• _TASK DIRECTIONS_
In the entries below, filter for the word "Standards" and copy every matching line.

── ENTRIES SUPPLIED ──

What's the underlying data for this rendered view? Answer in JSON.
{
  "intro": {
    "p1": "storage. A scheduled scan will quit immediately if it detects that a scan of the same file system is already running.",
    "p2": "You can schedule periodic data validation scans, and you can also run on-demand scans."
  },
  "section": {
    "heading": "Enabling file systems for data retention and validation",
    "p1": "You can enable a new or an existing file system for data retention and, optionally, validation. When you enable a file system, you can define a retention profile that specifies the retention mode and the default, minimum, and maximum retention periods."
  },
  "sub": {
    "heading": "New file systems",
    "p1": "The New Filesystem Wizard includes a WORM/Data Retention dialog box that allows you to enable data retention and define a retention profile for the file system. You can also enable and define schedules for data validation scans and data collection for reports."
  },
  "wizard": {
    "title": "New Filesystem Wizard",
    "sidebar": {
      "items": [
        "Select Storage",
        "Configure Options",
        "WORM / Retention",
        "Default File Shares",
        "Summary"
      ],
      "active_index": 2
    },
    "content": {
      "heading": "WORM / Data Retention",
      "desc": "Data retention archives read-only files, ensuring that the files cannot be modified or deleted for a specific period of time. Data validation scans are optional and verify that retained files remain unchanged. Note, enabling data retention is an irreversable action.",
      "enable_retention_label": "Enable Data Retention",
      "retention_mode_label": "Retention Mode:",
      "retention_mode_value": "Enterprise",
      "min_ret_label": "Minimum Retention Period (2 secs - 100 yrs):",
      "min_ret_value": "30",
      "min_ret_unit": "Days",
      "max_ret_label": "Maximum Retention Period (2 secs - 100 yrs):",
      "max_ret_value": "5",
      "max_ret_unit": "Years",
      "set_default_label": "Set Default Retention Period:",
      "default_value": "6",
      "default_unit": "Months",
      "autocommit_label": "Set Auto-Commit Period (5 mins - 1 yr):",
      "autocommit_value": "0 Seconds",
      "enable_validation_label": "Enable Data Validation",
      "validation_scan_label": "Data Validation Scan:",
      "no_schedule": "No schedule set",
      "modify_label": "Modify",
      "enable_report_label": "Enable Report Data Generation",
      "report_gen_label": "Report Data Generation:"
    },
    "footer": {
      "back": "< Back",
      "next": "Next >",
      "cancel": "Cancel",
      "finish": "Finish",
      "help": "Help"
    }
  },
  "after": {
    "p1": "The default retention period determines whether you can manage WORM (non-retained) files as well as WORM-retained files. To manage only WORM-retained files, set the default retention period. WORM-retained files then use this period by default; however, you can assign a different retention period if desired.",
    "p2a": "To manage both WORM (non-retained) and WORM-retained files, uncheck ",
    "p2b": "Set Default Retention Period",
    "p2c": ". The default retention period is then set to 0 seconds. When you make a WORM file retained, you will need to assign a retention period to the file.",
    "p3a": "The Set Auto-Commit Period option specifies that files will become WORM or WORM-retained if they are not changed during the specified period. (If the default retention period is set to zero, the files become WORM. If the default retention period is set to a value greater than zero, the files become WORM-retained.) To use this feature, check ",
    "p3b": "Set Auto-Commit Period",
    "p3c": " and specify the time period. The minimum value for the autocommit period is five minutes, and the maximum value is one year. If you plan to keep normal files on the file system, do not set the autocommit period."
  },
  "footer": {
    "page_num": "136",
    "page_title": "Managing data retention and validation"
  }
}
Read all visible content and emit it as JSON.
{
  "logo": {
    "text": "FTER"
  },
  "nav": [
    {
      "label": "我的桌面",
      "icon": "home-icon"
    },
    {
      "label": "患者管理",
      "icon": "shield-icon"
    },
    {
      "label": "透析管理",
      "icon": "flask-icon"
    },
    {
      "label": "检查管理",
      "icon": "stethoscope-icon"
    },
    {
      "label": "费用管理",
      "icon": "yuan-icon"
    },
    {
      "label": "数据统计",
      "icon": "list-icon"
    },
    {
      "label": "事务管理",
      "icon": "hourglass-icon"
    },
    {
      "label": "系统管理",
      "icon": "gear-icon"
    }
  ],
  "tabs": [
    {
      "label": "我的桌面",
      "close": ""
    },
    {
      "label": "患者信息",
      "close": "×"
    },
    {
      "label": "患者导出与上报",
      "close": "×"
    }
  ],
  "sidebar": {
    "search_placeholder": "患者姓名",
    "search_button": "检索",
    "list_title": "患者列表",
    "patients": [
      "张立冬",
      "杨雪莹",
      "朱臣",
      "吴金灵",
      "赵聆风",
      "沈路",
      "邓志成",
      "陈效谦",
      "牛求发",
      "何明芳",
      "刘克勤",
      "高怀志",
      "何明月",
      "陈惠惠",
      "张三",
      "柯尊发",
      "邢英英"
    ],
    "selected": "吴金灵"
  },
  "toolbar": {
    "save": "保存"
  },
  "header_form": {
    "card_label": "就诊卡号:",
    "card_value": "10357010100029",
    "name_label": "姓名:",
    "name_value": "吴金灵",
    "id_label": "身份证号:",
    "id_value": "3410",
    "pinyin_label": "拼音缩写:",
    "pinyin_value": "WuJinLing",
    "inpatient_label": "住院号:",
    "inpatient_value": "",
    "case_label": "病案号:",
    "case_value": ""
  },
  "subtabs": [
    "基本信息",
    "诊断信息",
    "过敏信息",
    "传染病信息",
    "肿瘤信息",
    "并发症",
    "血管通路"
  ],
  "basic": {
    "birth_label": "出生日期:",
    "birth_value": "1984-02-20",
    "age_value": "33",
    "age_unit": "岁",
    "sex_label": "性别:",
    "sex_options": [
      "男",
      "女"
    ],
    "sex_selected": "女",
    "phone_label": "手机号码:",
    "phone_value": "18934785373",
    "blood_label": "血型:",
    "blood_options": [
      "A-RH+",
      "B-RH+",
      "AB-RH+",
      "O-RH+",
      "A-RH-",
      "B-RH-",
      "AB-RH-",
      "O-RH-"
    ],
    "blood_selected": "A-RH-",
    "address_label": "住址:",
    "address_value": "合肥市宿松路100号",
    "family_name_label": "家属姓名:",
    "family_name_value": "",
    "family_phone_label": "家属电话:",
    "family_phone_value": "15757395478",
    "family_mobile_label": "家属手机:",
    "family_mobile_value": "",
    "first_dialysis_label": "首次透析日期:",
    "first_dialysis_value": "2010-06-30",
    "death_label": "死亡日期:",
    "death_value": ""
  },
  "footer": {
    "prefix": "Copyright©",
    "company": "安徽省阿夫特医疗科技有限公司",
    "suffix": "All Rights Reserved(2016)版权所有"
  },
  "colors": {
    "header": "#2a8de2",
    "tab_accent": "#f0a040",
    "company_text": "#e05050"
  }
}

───
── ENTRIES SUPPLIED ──

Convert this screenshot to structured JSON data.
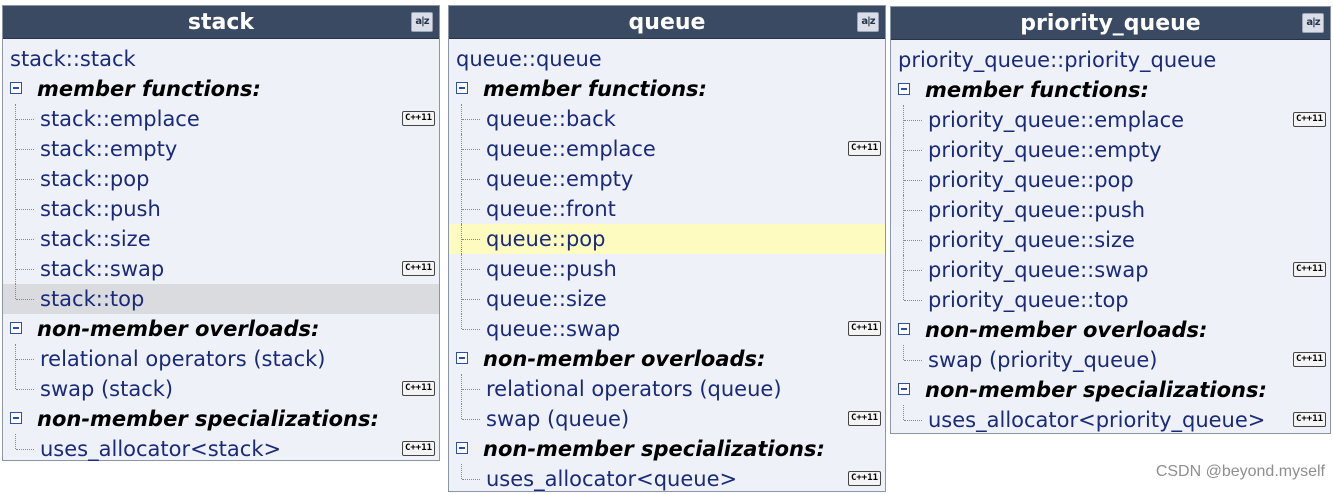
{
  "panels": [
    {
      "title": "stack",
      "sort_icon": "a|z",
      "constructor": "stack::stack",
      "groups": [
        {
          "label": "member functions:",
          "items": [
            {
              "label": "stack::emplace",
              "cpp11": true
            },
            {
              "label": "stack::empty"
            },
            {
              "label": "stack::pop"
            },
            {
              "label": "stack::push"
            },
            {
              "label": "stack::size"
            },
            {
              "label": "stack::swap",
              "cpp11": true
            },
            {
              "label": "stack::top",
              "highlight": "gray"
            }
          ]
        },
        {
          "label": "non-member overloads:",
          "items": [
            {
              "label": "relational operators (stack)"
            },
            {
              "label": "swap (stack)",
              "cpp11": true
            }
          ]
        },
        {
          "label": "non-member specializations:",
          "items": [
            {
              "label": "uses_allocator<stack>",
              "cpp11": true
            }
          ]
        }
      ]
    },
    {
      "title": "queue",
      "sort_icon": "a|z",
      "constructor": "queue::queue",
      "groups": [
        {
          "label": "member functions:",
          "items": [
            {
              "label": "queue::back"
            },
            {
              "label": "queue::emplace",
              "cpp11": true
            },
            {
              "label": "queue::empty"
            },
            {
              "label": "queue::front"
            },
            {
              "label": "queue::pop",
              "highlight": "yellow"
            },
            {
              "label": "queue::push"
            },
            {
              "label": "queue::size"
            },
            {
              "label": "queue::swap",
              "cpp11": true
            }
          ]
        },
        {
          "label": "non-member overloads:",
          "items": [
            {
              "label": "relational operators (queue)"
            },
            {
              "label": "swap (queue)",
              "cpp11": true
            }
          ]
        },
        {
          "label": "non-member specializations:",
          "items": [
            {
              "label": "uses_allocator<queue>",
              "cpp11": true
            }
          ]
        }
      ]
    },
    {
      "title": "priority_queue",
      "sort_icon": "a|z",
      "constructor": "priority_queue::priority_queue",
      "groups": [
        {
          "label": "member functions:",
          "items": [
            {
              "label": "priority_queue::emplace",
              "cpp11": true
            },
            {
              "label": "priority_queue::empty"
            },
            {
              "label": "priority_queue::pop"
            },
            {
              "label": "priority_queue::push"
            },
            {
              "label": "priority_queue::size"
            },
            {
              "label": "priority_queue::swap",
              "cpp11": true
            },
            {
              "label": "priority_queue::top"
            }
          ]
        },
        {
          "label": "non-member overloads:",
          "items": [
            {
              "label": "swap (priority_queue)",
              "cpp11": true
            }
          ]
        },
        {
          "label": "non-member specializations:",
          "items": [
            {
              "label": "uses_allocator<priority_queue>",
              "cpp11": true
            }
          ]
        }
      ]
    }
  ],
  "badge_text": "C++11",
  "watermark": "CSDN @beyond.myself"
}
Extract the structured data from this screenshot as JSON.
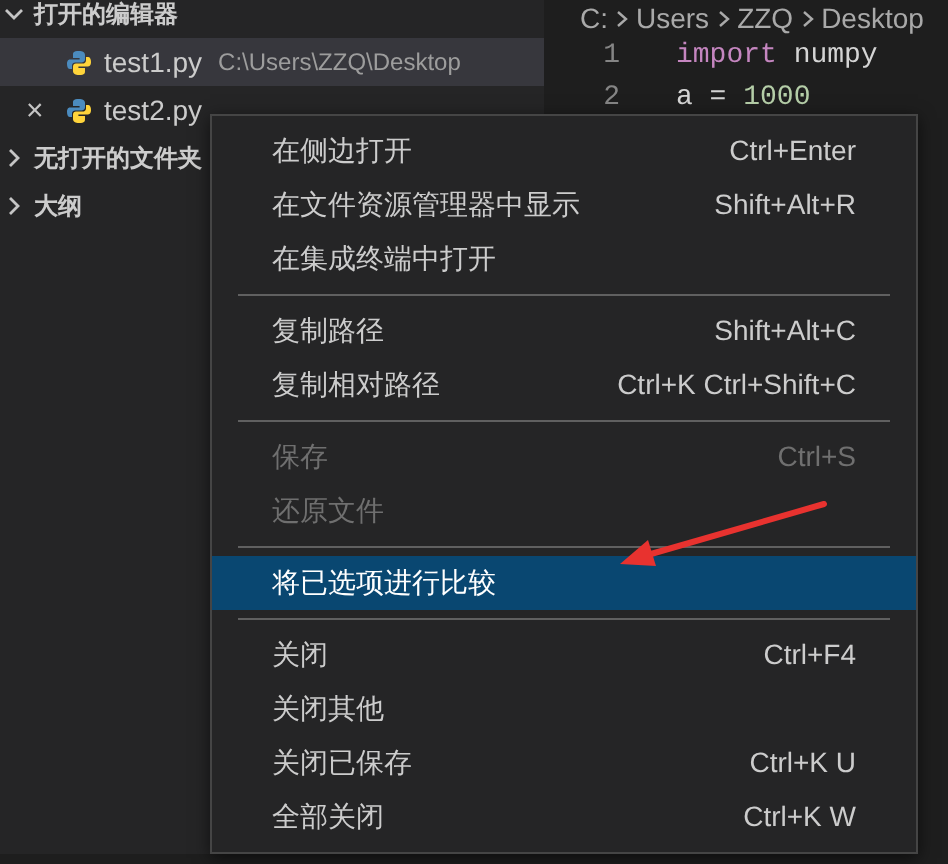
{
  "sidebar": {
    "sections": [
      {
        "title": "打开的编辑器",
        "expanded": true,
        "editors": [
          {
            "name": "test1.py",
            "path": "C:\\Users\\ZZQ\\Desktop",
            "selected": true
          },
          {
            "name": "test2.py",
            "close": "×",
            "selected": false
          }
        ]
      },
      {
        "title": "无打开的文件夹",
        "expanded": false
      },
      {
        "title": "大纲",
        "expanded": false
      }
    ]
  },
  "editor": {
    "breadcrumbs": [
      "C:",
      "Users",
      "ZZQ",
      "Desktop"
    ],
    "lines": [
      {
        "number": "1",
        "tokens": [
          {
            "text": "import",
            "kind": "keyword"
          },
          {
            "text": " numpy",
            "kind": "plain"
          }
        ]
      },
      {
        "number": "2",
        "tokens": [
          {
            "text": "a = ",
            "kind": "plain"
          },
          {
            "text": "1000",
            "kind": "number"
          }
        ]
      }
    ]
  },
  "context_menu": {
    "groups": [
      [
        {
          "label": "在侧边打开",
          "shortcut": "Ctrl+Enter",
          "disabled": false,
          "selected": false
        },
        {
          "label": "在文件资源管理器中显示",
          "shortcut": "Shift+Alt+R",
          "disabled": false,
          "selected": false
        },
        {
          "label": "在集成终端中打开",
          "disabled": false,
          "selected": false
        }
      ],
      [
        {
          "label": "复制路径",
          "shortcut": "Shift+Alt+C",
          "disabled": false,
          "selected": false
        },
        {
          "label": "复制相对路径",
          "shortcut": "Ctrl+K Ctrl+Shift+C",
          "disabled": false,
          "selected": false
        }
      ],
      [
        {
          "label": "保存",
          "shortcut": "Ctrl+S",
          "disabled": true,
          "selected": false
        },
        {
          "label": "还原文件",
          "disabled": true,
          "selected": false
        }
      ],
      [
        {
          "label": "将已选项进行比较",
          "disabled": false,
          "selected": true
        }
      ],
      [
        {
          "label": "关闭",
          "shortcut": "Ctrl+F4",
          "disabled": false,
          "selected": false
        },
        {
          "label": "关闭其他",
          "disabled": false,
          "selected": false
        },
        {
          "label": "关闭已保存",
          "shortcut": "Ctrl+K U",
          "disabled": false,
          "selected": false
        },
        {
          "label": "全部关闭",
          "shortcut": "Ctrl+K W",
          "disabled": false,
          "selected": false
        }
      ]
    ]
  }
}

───
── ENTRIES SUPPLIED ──

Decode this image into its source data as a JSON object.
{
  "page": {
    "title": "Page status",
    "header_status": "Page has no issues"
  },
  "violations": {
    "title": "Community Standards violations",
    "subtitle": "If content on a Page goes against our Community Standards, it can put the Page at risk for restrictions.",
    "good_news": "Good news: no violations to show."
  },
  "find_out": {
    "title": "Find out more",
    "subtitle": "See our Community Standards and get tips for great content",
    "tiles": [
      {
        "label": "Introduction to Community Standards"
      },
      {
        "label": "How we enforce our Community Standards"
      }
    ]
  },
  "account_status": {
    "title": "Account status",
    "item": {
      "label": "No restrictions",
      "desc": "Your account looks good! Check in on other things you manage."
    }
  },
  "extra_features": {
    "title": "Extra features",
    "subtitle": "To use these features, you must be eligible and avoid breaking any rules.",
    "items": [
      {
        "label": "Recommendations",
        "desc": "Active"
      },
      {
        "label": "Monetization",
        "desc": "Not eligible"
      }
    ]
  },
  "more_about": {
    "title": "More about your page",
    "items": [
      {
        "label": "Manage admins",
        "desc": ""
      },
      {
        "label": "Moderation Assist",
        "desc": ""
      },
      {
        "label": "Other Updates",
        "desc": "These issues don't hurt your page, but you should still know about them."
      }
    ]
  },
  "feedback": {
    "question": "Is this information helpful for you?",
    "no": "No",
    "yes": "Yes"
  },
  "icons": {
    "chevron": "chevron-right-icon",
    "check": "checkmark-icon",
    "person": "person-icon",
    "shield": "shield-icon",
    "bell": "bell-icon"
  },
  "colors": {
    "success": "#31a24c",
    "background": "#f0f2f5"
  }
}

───

• _ANSWER BOX_
    "title": "Community Standards violations",
    "subtitle": "If content on a Page goes against our Community Standards, it can put the Page at risk for restrictions.",
    "subtitle": "See our Community Standards and get tips for great content",
        "label": "Introduction to Community Standards"
        "label": "How we enforce our Community Standards"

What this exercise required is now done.